Varkey, L. C., Mishra, A., Das, A., Ottolenghi, E., Huntington, D., Adamchak, S., et al. (2004). Involving men in maternity care in India. Population Council. http://www.popcouncil.org/pdfs/frontiers/FR_FinalReports/India_MIM.pdf.
Kunene, B., Beksinska, M., Zondi, S., Mthembu, N., Mullick, S., Ottolenghi, E., et al. (2004). Involving men in maternity care: South Africa. Population Council. http://www.popcouncil.org/pdfs/frontiers/FR_FinalReports/SA_MIM.pdf.
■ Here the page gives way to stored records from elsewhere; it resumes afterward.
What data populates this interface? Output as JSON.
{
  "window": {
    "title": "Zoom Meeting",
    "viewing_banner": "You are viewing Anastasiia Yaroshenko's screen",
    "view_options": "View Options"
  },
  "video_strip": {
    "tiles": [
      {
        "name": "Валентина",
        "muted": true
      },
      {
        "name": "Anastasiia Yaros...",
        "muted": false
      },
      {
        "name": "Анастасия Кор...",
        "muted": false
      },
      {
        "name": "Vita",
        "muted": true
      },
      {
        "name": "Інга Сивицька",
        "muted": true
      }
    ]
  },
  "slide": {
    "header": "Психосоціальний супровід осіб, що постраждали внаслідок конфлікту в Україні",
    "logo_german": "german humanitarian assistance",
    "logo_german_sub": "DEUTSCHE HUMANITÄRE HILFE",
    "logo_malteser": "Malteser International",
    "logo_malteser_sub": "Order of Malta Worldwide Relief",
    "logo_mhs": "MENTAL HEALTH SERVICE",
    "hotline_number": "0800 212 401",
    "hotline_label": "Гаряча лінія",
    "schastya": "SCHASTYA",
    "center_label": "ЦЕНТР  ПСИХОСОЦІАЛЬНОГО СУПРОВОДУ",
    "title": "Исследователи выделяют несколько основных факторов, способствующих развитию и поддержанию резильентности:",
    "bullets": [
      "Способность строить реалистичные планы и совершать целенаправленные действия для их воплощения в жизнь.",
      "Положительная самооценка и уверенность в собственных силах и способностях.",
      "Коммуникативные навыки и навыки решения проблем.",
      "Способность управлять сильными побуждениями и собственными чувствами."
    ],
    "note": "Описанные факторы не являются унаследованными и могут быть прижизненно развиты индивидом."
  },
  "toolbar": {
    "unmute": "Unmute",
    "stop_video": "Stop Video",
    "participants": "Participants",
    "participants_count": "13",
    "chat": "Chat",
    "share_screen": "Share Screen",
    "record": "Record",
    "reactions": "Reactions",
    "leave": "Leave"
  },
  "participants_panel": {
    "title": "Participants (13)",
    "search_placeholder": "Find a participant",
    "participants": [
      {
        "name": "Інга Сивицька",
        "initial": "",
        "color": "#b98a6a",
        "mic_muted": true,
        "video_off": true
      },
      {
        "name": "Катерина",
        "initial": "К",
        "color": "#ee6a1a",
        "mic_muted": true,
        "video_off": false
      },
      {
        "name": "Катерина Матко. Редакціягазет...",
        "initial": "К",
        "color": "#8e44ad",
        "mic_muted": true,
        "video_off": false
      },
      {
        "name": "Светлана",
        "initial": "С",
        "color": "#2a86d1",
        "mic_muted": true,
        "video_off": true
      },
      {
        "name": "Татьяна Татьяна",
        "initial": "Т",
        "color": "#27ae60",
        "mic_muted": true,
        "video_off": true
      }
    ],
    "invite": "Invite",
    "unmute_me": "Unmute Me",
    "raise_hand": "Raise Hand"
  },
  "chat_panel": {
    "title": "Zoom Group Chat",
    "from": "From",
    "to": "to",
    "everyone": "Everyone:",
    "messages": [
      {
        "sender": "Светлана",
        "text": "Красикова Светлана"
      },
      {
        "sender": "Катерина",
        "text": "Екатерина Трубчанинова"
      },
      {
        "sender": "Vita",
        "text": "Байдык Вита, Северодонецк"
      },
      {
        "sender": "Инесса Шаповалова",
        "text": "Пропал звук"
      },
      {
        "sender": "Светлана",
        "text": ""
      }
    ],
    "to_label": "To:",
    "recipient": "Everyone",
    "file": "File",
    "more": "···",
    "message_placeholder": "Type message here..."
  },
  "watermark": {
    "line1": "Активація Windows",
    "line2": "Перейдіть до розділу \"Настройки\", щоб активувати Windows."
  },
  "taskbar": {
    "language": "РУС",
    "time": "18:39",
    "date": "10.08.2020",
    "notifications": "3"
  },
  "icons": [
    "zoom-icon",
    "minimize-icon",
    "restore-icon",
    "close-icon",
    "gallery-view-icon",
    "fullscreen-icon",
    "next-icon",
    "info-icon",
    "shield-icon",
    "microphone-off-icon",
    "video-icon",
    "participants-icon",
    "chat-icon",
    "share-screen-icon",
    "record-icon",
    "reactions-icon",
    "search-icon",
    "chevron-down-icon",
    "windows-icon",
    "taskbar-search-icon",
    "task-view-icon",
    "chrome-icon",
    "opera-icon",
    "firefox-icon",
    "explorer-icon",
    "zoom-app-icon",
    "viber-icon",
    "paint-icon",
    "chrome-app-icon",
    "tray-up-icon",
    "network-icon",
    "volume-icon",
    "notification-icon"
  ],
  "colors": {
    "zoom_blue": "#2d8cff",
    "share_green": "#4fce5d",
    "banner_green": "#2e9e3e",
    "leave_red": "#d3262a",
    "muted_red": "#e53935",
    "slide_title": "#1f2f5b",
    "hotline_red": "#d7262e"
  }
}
Mullany, B. C., Becker, S., & Hindin, M. J. (2007). The impact of including husbands in antenatal health education services on maternal health practices in urban Nepal: Results from a randomized controlled trial. Health Education Research, 22(2), 166–176.
Chattopadhyay, A. (2012). Men in maternal care: Evidence from India. Journal of Biosocial Science, 44(2), 129–153.
Kalembo, F. W., Zgambo, M., Mulaga, A. N., Yukai, D., & Ahmed, N. I. (2013). Association between male partner involvement and the uptake of prevention of mother-to-child transmission of HIV (PMTCT) interventions in Mwanza district, Malawi: A retrospective cohort study. PLoS One, 8(6), e66517.
Mangeni, J. N., Mwangi, A., Mbugua, S., & Mukthar, V. (2013). Male involvement in maternal health care as a determinant of utilization of skilled birth attendants in Kenya. Demographic and Health Survey (DHS) Working Paper. ICF International. http://www.measuredhs.com/pubs/pdf/WP93/WP93.pdf.
Valente, T. W., & Saba, W. P. (2001). Campaign exposure and interpersonal communication as factors in contraceptive use in Bolivia. Journal of Health Communication, 6(4), 303–322.
Mutombo, N., Bakibinga, P., Mukiira, C., & Kamande, E. (2014). Benefits of family planning: An assessment of women’s knowledge in rural Western Kenya. BMJ Open, 4(3), e004643.
Susin, L. R., & Giugliani, E. R. (2008). Inclusion of fathers in an intervention to promote breastfeeding: Impact on breastfeeding rates. Journal of Human Lactation, 24(4), 386–392.
Kiarie, J. N., Kreiss, J. K., Richardson, B. A., & John-Stewart, G. C. (2003). Compliance with antiretroviral regimens to prevent perinatal HIV-1 transmission in Kenya. AIDS, 17(1), 65–71.
Kulczycki, A. (2008). Husband-wife agreement, power relations and contraceptive use in Turkey. International Family Planning Perspectives, 34(3), 127–137.
Baiden, F., Remes, P., Baiden, R., Williams, J., Hodgson, A., Boelaert, M., & Buve, A. (2005). Voluntary counseling and HIV testing for pregnant women in the Kassena-Nankana district of northern Ghana: Is couple counseling the way forward? AIDS Care, 17(5), 648–657.
Conflict of interest
The authors declare that they have no competing interests.
About this article
Cite this article
Aguiar, C., Jennings, L. Impact of Male Partner Antenatal Accompaniment on Perinatal Health Outcomes in Developing Countries: A Systematic Literature Review. Matern Child Health J 19, 2012–2019 (2015). https://doi.org/10.1007/s10995-015-1713-2
- Male involvement
- Perinatal health
- Maternal and newborn care
- Antenatal care